While the influence of Mahan and West Point on the Civil War remains controversial and neglected, it is not difficult to find many of the Civil War's tactics and strategies presaged in Mahan's work. Topography and the use of terrain to advantage became important thanks to Mahan, as well as the principles of concentration, "celerity" and calculated risk. Lee used the Blue Ridge Mountains to screen his invasions of Pennsylvania and Maryland. Grant used rivers to screen his approaches to Vicksburg and Richmond. The French called this envelopment strategy "la manoeuvre sur les derrières." At Vicksburg, after the envelopment, Grant used a strategy of the central position to defeat his opponent in detail, a Napoleon tactic well-known to Mahan's admirer and Grant's lieutenant WT Sherman, if not Grant himself. At Gettysburg, Reynolds saw the opportunity for a Corps d'Armee engagement where his leading Corps held off Confederate attacks while the mass of the Union army concentrated. The Union's disposition on Cemetery Ridge at Gettysburg is almost perfectly sited according to Mahan's recommendations in "Field Fortifications" for disrupting an opponent's artillery fire. Meade's inability to trap Lee after Gettysburg certainly had something to do with Lee heeding Mahan's advice on planning for a protected line of retreat. Perhaps the Union and Confederate armies would have adopted flexible and resilient division and corps formations in any event, but some credit for the adoption of these extremely important military formations belongs to West Point and Mahan and their contribution to the professional development of most of the Civil War's important officers.

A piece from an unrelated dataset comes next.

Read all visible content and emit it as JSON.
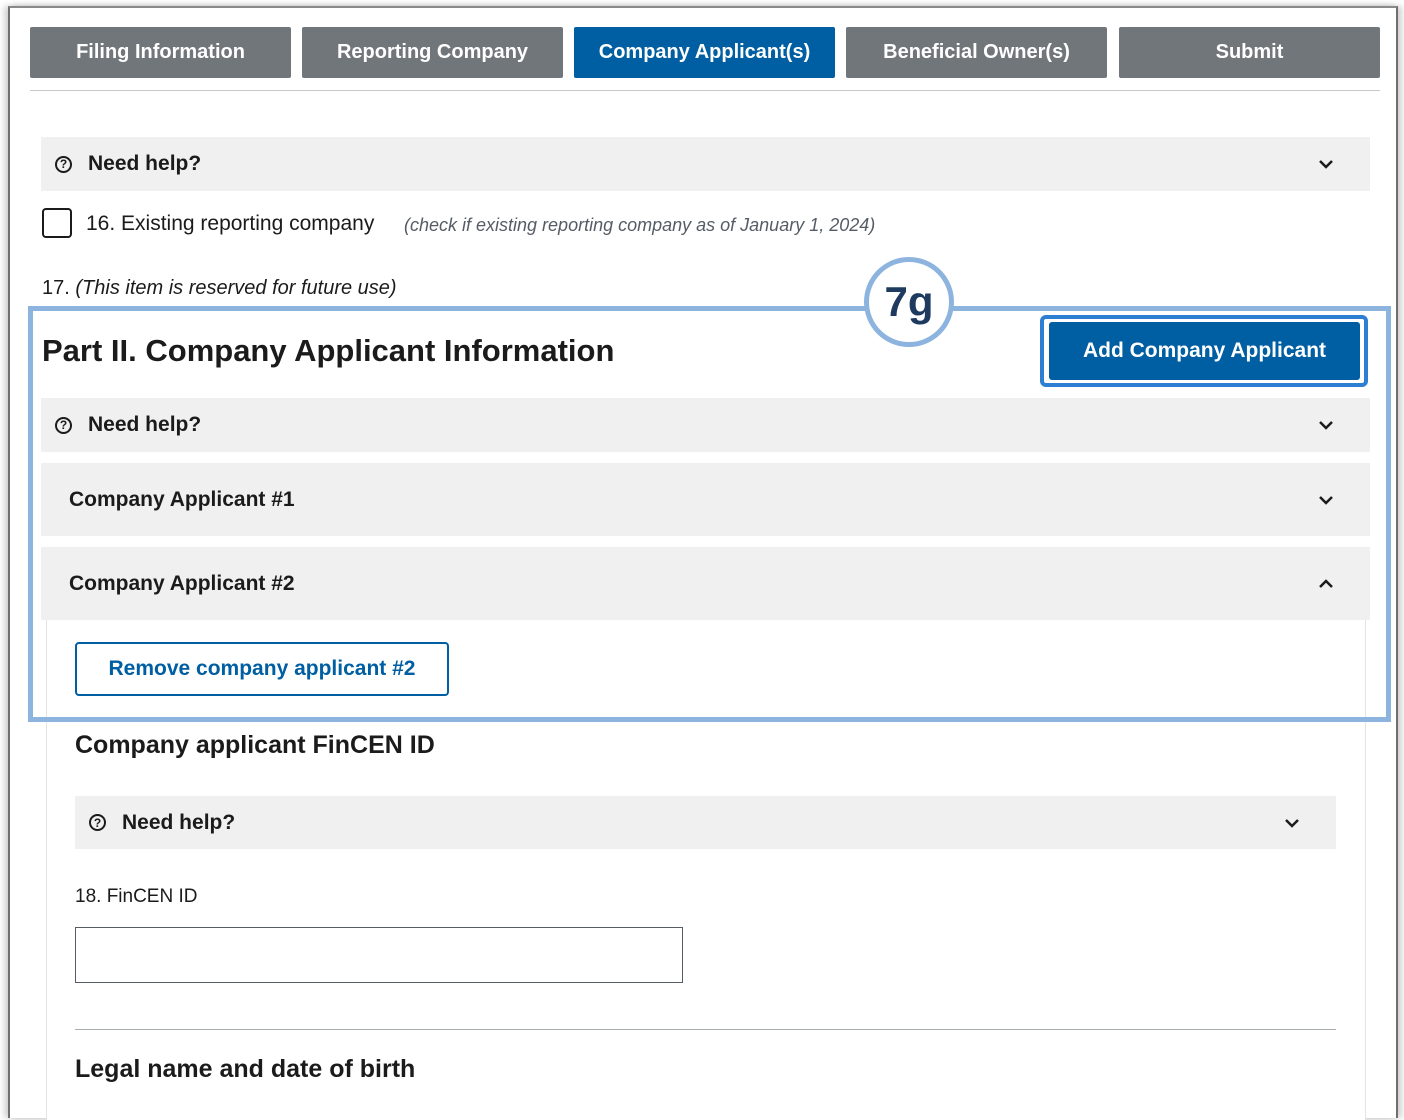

On 16 September 1871, after the West Point Board of Visitors recommended he be forced to retire from teaching, Mahan committed suicide by leaping into the paddlewheel of a steamboat on the Hudson River.
Mahan Hall at the United States Military Academy at West Point was named in his honor. Built in 1971, it houses the Academy's Departments of Civil & Mechanical Engineering (CME) and Systems Engineering. Mahan Hall at the U.S. Naval Academy and the Naval War College were named for his son, Alfred Thayer Mahan.
Books by Dennis Hart Mahan
- Treatise on Field Fortifications (1836)
- Elementary Course of Civil Engineering (1837; revised 1868)
- Elementary Treatise on Advanced Guard, Outposts, and Detachment Service of Troops (1847; revised, 1862)
- Summary on the Cause of Permanent Fortifications and of the Attack and Defense of Permanent Works (1850)
- Elementary Treatise on Industrial Drawing (1853)
- Editor, with additions, the American edition of Mosely's Mechanical Principles of Engineering and Architecture (1856)
- Descriptive Geometry, as applied to the Drawing of Fortifications and Stereometry (1864)
- An Elementary Course on Military Engineering [covering] Field Fortifications, Military Mining, and Siege Operations (1865)
- Permanent Fortifications (1867)
- Smithsonian: West Point in the Making of America: Dennis Hart Mahan
- Dennis Hart Mahan, Columbia Encyclopedia, Sixth Edition, 2001-2007
- Books by Dennis Hart Mahan: Field Fortifications (1836), Summary on the Cause of Permanent Fortifications and of the Attack and Defense of Permanent Works (1850), and An Elementary Course of Military Engineering (2 vol., 1866–67), Advanced Guard and Outpost (1847)
- Allan R. Millett; Peter Maslowski (1994). For the Common Defense: A Military History of the United States of America. The Free Press. p. 132-133.